The task:
In the records below, some lines hold the word "thin". Copy each of those lines.

Given information Block Start

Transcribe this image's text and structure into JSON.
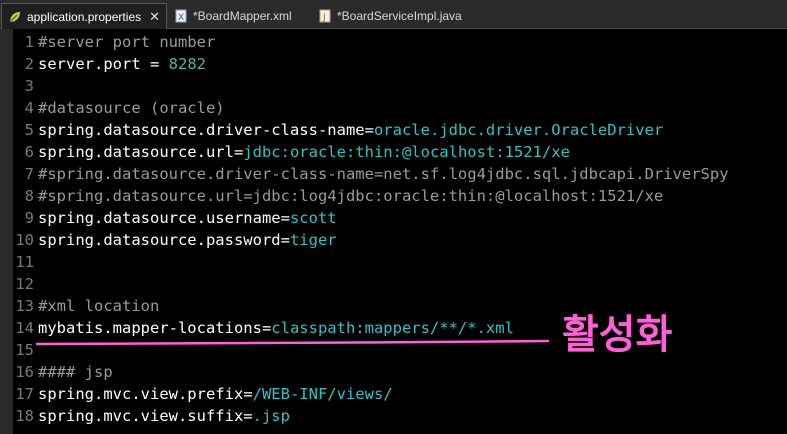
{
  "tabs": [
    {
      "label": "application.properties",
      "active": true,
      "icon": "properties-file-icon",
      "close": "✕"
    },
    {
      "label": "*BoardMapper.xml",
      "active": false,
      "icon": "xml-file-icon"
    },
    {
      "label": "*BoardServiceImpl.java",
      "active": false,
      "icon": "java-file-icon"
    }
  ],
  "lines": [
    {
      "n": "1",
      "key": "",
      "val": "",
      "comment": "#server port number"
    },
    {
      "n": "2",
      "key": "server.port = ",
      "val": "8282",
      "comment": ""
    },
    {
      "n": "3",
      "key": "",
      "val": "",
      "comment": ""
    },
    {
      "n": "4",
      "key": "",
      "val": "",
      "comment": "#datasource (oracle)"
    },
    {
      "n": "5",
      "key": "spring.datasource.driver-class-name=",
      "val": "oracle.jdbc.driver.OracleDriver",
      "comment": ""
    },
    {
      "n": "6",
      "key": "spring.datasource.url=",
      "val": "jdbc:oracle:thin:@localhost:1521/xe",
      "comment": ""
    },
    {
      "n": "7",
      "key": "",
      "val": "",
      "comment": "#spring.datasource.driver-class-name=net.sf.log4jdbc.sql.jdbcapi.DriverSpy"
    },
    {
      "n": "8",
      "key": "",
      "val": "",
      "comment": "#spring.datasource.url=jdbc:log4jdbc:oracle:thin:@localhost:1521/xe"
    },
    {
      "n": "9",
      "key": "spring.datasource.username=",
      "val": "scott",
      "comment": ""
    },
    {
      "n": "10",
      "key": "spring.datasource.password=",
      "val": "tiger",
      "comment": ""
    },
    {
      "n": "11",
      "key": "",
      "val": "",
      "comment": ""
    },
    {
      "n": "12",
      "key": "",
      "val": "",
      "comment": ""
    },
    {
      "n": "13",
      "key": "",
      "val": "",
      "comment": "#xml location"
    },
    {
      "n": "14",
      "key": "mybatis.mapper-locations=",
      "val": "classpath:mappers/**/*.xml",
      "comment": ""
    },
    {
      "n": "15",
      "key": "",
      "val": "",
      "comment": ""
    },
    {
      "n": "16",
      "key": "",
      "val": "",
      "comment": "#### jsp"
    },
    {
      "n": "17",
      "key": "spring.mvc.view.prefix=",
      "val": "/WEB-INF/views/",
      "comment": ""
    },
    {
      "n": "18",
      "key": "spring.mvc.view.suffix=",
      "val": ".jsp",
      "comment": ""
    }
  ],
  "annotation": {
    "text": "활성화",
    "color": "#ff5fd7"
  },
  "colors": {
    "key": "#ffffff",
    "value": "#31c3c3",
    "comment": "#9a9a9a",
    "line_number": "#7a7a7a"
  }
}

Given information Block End

Answer section:
      "val": "jdbc:oracle:thin:@localhost:1521/xe",
      "comment": "#spring.datasource.url=jdbc:log4jdbc:oracle:thin:@localhost:1521/xe"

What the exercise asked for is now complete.